- Leaving a pit alone if it doesn’t become infected.
- Prescribing your child oral antibiotics if the pit shows the earliest signs of infection, including redness and swelling.
- Performing needle aspiration on a difficult infection known as an abscess, if it fails to respond to antibiotics. The doctor may “culture,” or examine, the bacteria extracted from the pus.
- Performing incision and drainage if the abscess fails to respond to needle aspiration.
- Surgically removing the entire tract if the pit is prone to recurrent infections. The procedure is done under general anesthesia and may take up to an hour; it can be done in an outpatient facility. A surgeon will usually postpone surgery until after an infection and residual inflammation are cleared up. Pits behind the external auditory canal require two incisions to remove the tract completely.
A child with a preauricular pit by itself is usually otherwise healthy. Often, people hardly notice a pit or, if it’s close enough to the ear, may mistake it for an ear piercing. A pit can be left alone unless it poses a risk of recurrent infection or cysts. In that case, surgery can successfully remove the entire pit and your child will have no further problems associated with it.
If your child has been treated for an infection in his preauricular pit, he will be followed closely. Repeat infections will require surgery.
If your child does have surgery to remove his pit, he can usually go to an outpatient facility for this procedure and be sent home the same day. The doctor and nurse will recommend wound care for the bandaged area, prescribe antibiotics, and schedule a follow-up appointment. Sutures will dissolve on their own. Your child will need to keep his head elevated at night for about a week and avoid showering until the bandage is removed. He can usually return to school within the week but will have to avoid strenuous activity for several weeks.

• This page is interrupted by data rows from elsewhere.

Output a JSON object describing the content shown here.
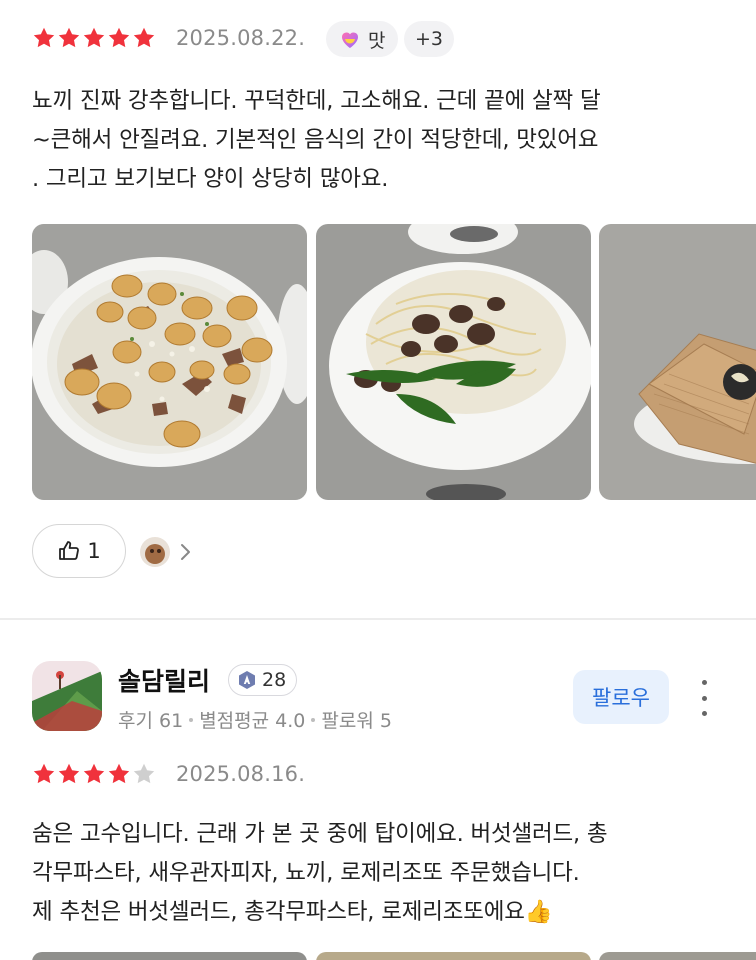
{
  "review1": {
    "rating": 5,
    "date": "2025.08.22.",
    "tag_label": "맛",
    "more_tags": "+3",
    "text_lines": [
      "뇨끼 진짜 강추합니다. 꾸덕한데, 고소해요. 근데 끝에 살짝 달",
      "~큰해서 안질려요. 기본적인 음식의 간이 적당한데, 맛있어요",
      ". 그리고 보기보다 양이 상당히 많아요."
    ],
    "photos": [
      "gnocchi-photo",
      "mushroom-pasta-photo",
      "dessert-photo"
    ],
    "like_count": "1"
  },
  "review2": {
    "username": "솔담릴리",
    "level": "28",
    "stats": {
      "reviews": "후기 61",
      "avg_rating": "별점평균 4.0",
      "followers": "팔로워 5"
    },
    "follow_label": "팔로우",
    "rating": 4,
    "date": "2025.08.16.",
    "text_lines": [
      "숨은 고수입니다. 근래 가 본 곳 중에 탑이에요. 버섯샐러드, 총",
      "각무파스타, 새우관자피자, 뇨끼, 로제리조또 주문했습니다.",
      "제 추천은 버섯셀러드, 총각무파스타, 로제리조또에요"
    ],
    "emoji": "👍"
  },
  "colors": {
    "star_filled": "#f0323c",
    "star_empty": "#cfcfcf",
    "follow_text": "#2a6fdb",
    "follow_bg": "#e8f1fd"
  }
}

Because a preauricular pit can pose a risk of serious infection or may be associated with other abnormalities, it’s important for your child to be in the hands of a highly experienced specialist. Proper treatment of an infected pit is crucial not only to eliminate the infection but to avoid damaging the pit in case surgery is needed later. In addition, the surgery itself requires highly specialized training and experience to remove the complete tract, which often has extensive and deep branching. The otolaryngology team at CHOP has the expert training and experience to properly diagnose, manage, and treat a preauricular pit.